An exciting event to be privy to.
Mageean himself opens the show with a bang, producing the most confident set of the bunch. In an extended riff I’m sure a lot of Fringe performers will appreciate, the host gets meta and discusses the lengths he’s gone to to get people in to see the show. Mix this with some musings on the underused comedy target that is Oswald Mosley and a twee ukelele number called “Have a Baby With Me” and you a have a comedian who’s clearly figuring out what works best for him. Luckily he’s pretty great at it all. This is largely because, like all great stand ups, Mageean’s conversational style feels totally natural.
Tash Goldstone took to the stage next, proving herself to be one to watch. She’s has a loud and busy style of performing, but manages to avoid coming across as obnoxious. She has an inquisitive personality, looking at mundane issues and forcing them in contexts which are less than so. The highlight of her set comes as she discusses how she practices dancing in front of her bedroom mirror, leading to an extended scenario set in the household of Beyoncé and Jay-Z. Goldstone’s stand-up feels like its broaching on something quite unique.
The following two performers were both relative newcomers to the scene. Scottish comedian Currer Ball had fun with his imposing presence, throwing out one-liners like they were going out of fashion and finding mixed success. Saskia Preston had the vibe of someone who was slightly ill-prepared. Working through a self-confessed hangover, she offered decent material, but it is her aloof style that really makes her intriguing.
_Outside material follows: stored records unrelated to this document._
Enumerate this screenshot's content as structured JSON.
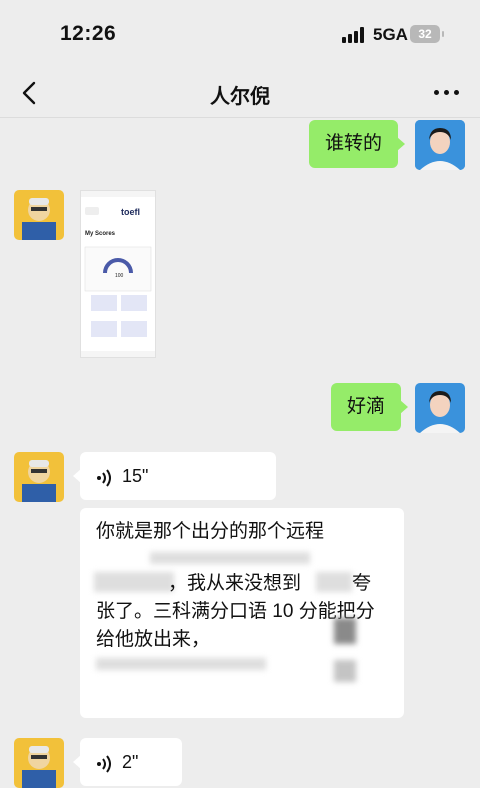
{
  "status_bar": {
    "time": "12:26",
    "network": "5GA",
    "battery": "32"
  },
  "nav": {
    "title": "人尔倪"
  },
  "messages": {
    "m1_text": "谁转的",
    "m2_screenshot": {
      "brand": "toefl",
      "heading": "My Scores",
      "score": "100"
    },
    "m3_text": "好滴",
    "m4_voice": "15\"",
    "m5_transcript": {
      "line1": "你就是那个出分的那个远程",
      "line2": "，我从来没想到",
      "line2b": "夸",
      "line3": "张了。三科满分口语 10 分能把分",
      "line4": "给他放出来，"
    },
    "m6_voice": "2\""
  },
  "colors": {
    "me_bubble": "#95ec69",
    "in_bubble": "#ffffff",
    "background": "#ededed"
  }
}
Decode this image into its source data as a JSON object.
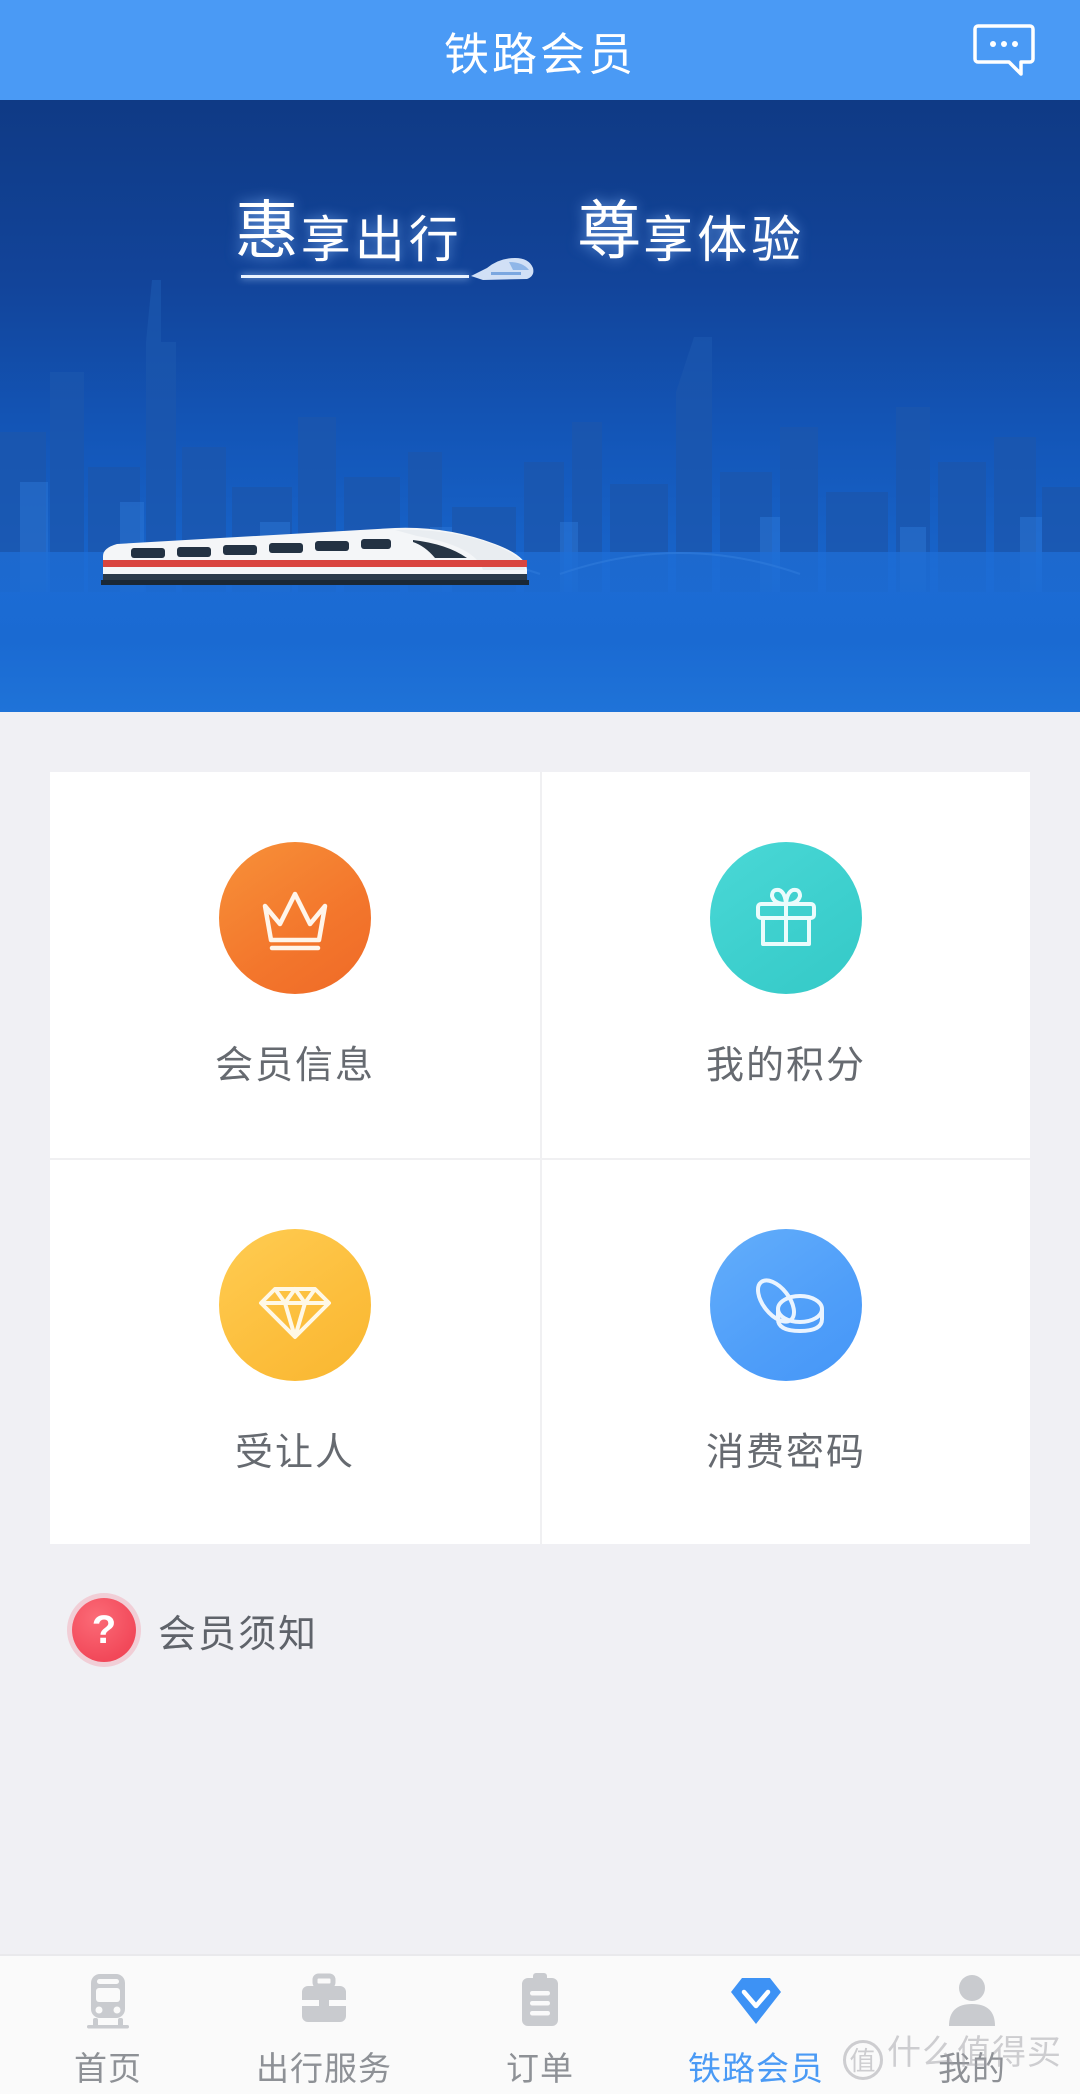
{
  "header": {
    "title": "铁路会员",
    "message_icon": "message-bubble-icon"
  },
  "banner": {
    "line1_big": "惠",
    "line1_small": "享出行",
    "line2_big": "尊",
    "line2_small": "享体验",
    "train_icon": "high-speed-train-icon"
  },
  "card": {
    "items": [
      {
        "label": "会员信息",
        "icon": "crown-icon",
        "color": "#f3762c"
      },
      {
        "label": "我的积分",
        "icon": "gift-icon",
        "color": "#3ccfcd"
      },
      {
        "label": "受让人",
        "icon": "diamond-icon",
        "color": "#fcbe3c"
      },
      {
        "label": "消费密码",
        "icon": "coins-icon",
        "color": "#4f9ef9"
      }
    ]
  },
  "notice": {
    "icon": "question-mark-icon",
    "glyph": "?",
    "label": "会员须知"
  },
  "tabbar": {
    "items": [
      {
        "label": "首页",
        "icon": "train-icon",
        "active": false
      },
      {
        "label": "出行服务",
        "icon": "briefcase-icon",
        "active": false
      },
      {
        "label": "订单",
        "icon": "clipboard-icon",
        "active": false
      },
      {
        "label": "铁路会员",
        "icon": "diamond-badge-icon",
        "active": true
      },
      {
        "label": "我的",
        "icon": "person-icon",
        "active": false
      }
    ],
    "active_color": "#4a9af5",
    "inactive_color": "#8e9196"
  },
  "watermark": {
    "badge": "值",
    "text": "什么值得买"
  }
}
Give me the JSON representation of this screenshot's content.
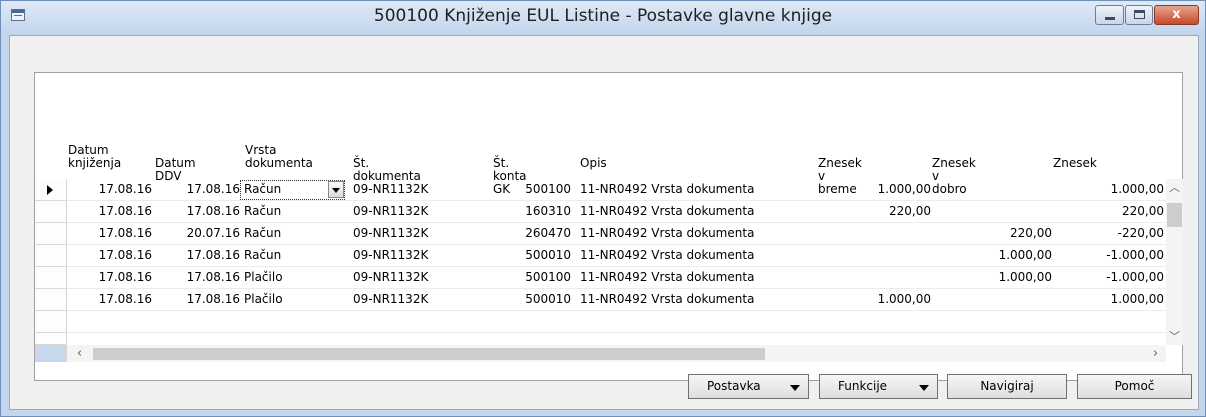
{
  "window": {
    "title": "500100 Knjiženje EUL Listine - Postavke glavne knjige",
    "min_label": "",
    "max_label": "",
    "close_label": "x"
  },
  "grid": {
    "columns": [
      {
        "key": "datum_knjizenja",
        "label_line1": "Datum",
        "label_line2": "knjiženja"
      },
      {
        "key": "datum_ddv",
        "label_line1": "",
        "label_line2": "Datum DDV"
      },
      {
        "key": "vrsta_dokumenta",
        "label_line1": "Vrsta",
        "label_line2": "dokumenta"
      },
      {
        "key": "st_dokumenta",
        "label_line1": "",
        "label_line2": "Št. dokumenta"
      },
      {
        "key": "st_konta_gk",
        "label_line1": "",
        "label_line2": "Št. konta GK"
      },
      {
        "key": "opis",
        "label_line1": "",
        "label_line2": "Opis"
      },
      {
        "key": "znesek_v_breme",
        "label_line1": "",
        "label_line2": "Znesek v breme"
      },
      {
        "key": "znesek_v_dobro",
        "label_line1": "",
        "label_line2": "Znesek v dobro"
      },
      {
        "key": "znesek",
        "label_line1": "",
        "label_line2": "Znesek"
      }
    ],
    "rows": [
      {
        "datum_knjizenja": "17.08.16",
        "datum_ddv": "17.08.16",
        "vrsta_dokumenta": "Račun",
        "st_dokumenta": "09-NR1132K",
        "st_konta_gk": "500100",
        "opis": "11-NR0492 Vrsta dokumenta",
        "znesek_v_breme": "1.000,00",
        "znesek_v_dobro": "",
        "znesek": "1.000,00"
      },
      {
        "datum_knjizenja": "17.08.16",
        "datum_ddv": "17.08.16",
        "vrsta_dokumenta": "Račun",
        "st_dokumenta": "09-NR1132K",
        "st_konta_gk": "160310",
        "opis": "11-NR0492 Vrsta dokumenta",
        "znesek_v_breme": "220,00",
        "znesek_v_dobro": "",
        "znesek": "220,00"
      },
      {
        "datum_knjizenja": "17.08.16",
        "datum_ddv": "20.07.16",
        "vrsta_dokumenta": "Račun",
        "st_dokumenta": "09-NR1132K",
        "st_konta_gk": "260470",
        "opis": "11-NR0492 Vrsta dokumenta",
        "znesek_v_breme": "",
        "znesek_v_dobro": "220,00",
        "znesek": "-220,00"
      },
      {
        "datum_knjizenja": "17.08.16",
        "datum_ddv": "17.08.16",
        "vrsta_dokumenta": "Račun",
        "st_dokumenta": "09-NR1132K",
        "st_konta_gk": "500010",
        "opis": "11-NR0492 Vrsta dokumenta",
        "znesek_v_breme": "",
        "znesek_v_dobro": "1.000,00",
        "znesek": "-1.000,00"
      },
      {
        "datum_knjizenja": "17.08.16",
        "datum_ddv": "17.08.16",
        "vrsta_dokumenta": "Plačilo",
        "st_dokumenta": "09-NR1132K",
        "st_konta_gk": "500100",
        "opis": "11-NR0492 Vrsta dokumenta",
        "znesek_v_breme": "",
        "znesek_v_dobro": "1.000,00",
        "znesek": "-1.000,00"
      },
      {
        "datum_knjizenja": "17.08.16",
        "datum_ddv": "17.08.16",
        "vrsta_dokumenta": "Plačilo",
        "st_dokumenta": "09-NR1132K",
        "st_konta_gk": "500010",
        "opis": "11-NR0492 Vrsta dokumenta",
        "znesek_v_breme": "1.000,00",
        "znesek_v_dobro": "",
        "znesek": "1.000,00"
      }
    ]
  },
  "buttons": {
    "postavka": "Postavka",
    "funkcije": "Funkcije",
    "navigiraj": "Navigiraj",
    "pomoc": "Pomoč"
  },
  "icons": {
    "app": "window-grid-icon",
    "row_marker": "current-row-arrow-icon",
    "dropdown": "chevron-down-icon",
    "scroll_up": "chevron-up-icon",
    "scroll_down": "chevron-down-icon",
    "scroll_left": "chevron-left-icon",
    "scroll_right": "chevron-right-icon"
  },
  "colors": {
    "title_bar": "#c5d7ee",
    "close_button": "#c6492b"
  }
}
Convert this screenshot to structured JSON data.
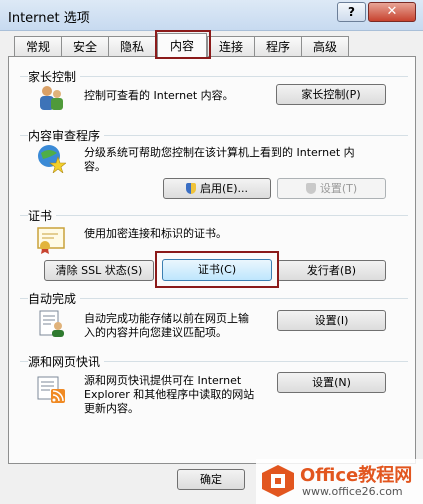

The “headline” act of the evening was Tom Ward, who has seen success supporting the likes of Rich Fulcher and Simon Munnery. His brand of highly-improvised alternative comedy always had the audience curious of what was going to happen next. There’s not much of a narrative to his stand up as his moves from topic to topic are punctuated by silence. Ward was the strongest performer in terms of inventiveness however, with his personification of boiling water slaying the crowd. There was an undercurrent of darkness to his set, with references to dysfunctional family slipping themselves into the most unusual places.
Three Shot Mockery was an exciting event to be privy to. Time will tell but it seems like the future of stand up is likely in safe hands.